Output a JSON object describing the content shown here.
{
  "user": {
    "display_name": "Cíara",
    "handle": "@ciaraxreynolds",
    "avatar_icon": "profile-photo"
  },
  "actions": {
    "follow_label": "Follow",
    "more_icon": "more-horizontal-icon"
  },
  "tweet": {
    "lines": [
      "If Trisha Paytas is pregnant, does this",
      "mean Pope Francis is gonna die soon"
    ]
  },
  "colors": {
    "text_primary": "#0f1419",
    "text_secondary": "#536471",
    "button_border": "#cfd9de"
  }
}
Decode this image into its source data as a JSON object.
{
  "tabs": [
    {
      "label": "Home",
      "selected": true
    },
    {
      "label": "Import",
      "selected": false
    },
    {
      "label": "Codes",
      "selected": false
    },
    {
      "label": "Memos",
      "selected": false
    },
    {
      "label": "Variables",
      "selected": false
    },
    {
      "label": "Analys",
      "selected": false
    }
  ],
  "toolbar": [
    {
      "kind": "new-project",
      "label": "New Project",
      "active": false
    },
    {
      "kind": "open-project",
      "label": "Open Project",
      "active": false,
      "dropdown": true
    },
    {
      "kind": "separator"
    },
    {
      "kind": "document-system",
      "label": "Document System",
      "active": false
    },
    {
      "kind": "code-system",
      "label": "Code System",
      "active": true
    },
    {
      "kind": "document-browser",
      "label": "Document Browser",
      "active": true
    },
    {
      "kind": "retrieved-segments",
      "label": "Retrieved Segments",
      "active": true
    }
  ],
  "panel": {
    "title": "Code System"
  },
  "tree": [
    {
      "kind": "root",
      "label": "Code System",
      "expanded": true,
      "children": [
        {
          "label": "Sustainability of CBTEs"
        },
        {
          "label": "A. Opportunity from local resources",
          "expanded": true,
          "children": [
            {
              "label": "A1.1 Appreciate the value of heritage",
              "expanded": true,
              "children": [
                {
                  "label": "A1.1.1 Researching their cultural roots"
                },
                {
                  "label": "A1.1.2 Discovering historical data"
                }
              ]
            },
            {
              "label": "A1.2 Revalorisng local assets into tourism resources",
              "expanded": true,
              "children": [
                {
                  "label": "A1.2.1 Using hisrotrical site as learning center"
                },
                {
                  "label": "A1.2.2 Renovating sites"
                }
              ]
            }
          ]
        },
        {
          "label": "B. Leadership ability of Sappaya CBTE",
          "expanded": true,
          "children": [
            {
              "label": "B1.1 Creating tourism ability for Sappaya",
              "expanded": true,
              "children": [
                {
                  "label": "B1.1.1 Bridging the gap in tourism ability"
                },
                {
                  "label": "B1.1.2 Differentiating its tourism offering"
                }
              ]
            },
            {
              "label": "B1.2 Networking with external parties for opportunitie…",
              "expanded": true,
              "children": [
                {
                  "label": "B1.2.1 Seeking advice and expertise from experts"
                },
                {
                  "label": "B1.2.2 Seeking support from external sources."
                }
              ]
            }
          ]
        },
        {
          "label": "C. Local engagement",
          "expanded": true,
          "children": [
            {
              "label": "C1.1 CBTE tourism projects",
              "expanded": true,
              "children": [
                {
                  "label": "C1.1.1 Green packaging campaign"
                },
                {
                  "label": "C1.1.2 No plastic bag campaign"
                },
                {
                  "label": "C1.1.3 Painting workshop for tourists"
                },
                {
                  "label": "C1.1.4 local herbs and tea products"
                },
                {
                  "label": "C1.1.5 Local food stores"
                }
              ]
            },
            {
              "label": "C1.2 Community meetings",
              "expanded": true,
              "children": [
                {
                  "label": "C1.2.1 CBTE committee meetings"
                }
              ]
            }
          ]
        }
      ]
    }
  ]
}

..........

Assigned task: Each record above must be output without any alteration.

Result of the task:
Output a JSON object describing the content shown here.
{
  "user": {
    "display_name": "Cíara",
    "handle": "@ciaraxreynolds",
    "avatar_icon": "profile-photo"
  },
  "actions": {
    "follow_label": "Follow",
    "more_icon": "more-horizontal-icon"
  },
  "tweet": {
    "lines": [
      "If Trisha Paytas is pregnant, does this",
      "mean Pope Francis is gonna die soon"
    ]
  },
  "colors": {
    "text_primary": "#0f1419",
    "text_secondary": "#536471",
    "button_border": "#cfd9de"
  }
}
Decode this image into its source data as a JSON object.
{
  "tabs": [
    {
      "label": "Home",
      "selected": true
    },
    {
      "label": "Import",
      "selected": false
    },
    {
      "label": "Codes",
      "selected": false
    },
    {
      "label": "Memos",
      "selected": false
    },
    {
      "label": "Variables",
      "selected": false
    },
    {
      "label": "Analys",
      "selected": false
    }
  ],
  "toolbar": [
    {
      "kind": "new-project",
      "label": "New Project",
      "active": false
    },
    {
      "kind": "open-project",
      "label": "Open Project",
      "active": false,
      "dropdown": true
    },
    {
      "kind": "separator"
    },
    {
      "kind": "document-system",
      "label": "Document System",
      "active": false
    },
    {
      "kind": "code-system",
      "label": "Code System",
      "active": true
    },
    {
      "kind": "document-browser",
      "label": "Document Browser",
      "active": true
    },
    {
      "kind": "retrieved-segments",
      "label": "Retrieved Segments",
      "active": true
    }
  ],
  "panel": {
    "title": "Code System"
  },
  "tree": [
    {
      "kind": "root",
      "label": "Code System",
      "expanded": true,
      "children": [
        {
          "label": "Sustainability of CBTEs"
        },
        {
          "label": "A. Opportunity from local resources",
          "expanded": true,
          "children": [
            {
              "label": "A1.1 Appreciate the value of heritage",
              "expanded": true,
              "children": [
                {
                  "label": "A1.1.1 Researching their cultural roots"
                },
                {
                  "label": "A1.1.2 Discovering historical data"
                }
              ]
            },
            {
              "label": "A1.2 Revalorisng local assets into tourism resources",
              "expanded": true,
              "children": [
                {
                  "label": "A1.2.1 Using hisrotrical site as learning center"
                },
                {
                  "label": "A1.2.2 Renovating sites"
                }
              ]
            }
          ]
        },
        {
          "label": "B. Leadership ability of Sappaya CBTE",
          "expanded": true,
          "children": [
            {
              "label": "B1.1 Creating tourism ability for Sappaya",
              "expanded": true,
              "children": [
                {
                  "label": "B1.1.1 Bridging the gap in tourism ability"
                },
                {
                  "label": "B1.1.2 Differentiating its tourism offering"
                }
              ]
            },
            {
              "label": "B1.2 Networking with external parties for opportunitie…",
              "expanded": true,
              "children": [
                {
                  "label": "B1.2.1 Seeking advice and expertise from experts"
                },
                {
                  "label": "B1.2.2 Seeking support from external sources."
                }
              ]
            }
          ]
        },
        {
          "label": "C. Local engagement",
          "expanded": true,
          "children": [
            {
              "label": "C1.1 CBTE tourism projects",
              "expanded": true,
              "children": [
                {
                  "label": "C1.1.1 Green packaging campaign"
                },
                {
                  "label": "C1.1.2 No plastic bag campaign"
                },
                {
                  "label": "C1.1.3 Painting workshop for tourists"
                },
                {
                  "label": "C1.1.4 local herbs and tea products"
                },
                {
                  "label": "C1.1.5 Local food stores"
                }
              ]
            },
            {
              "label": "C1.2 Community meetings",
              "expanded": true,
              "children": [
                {
                  "label": "C1.2.1 CBTE committee meetings"
                }
              ]
            }
          ]
        }
      ]
    }
  ]
}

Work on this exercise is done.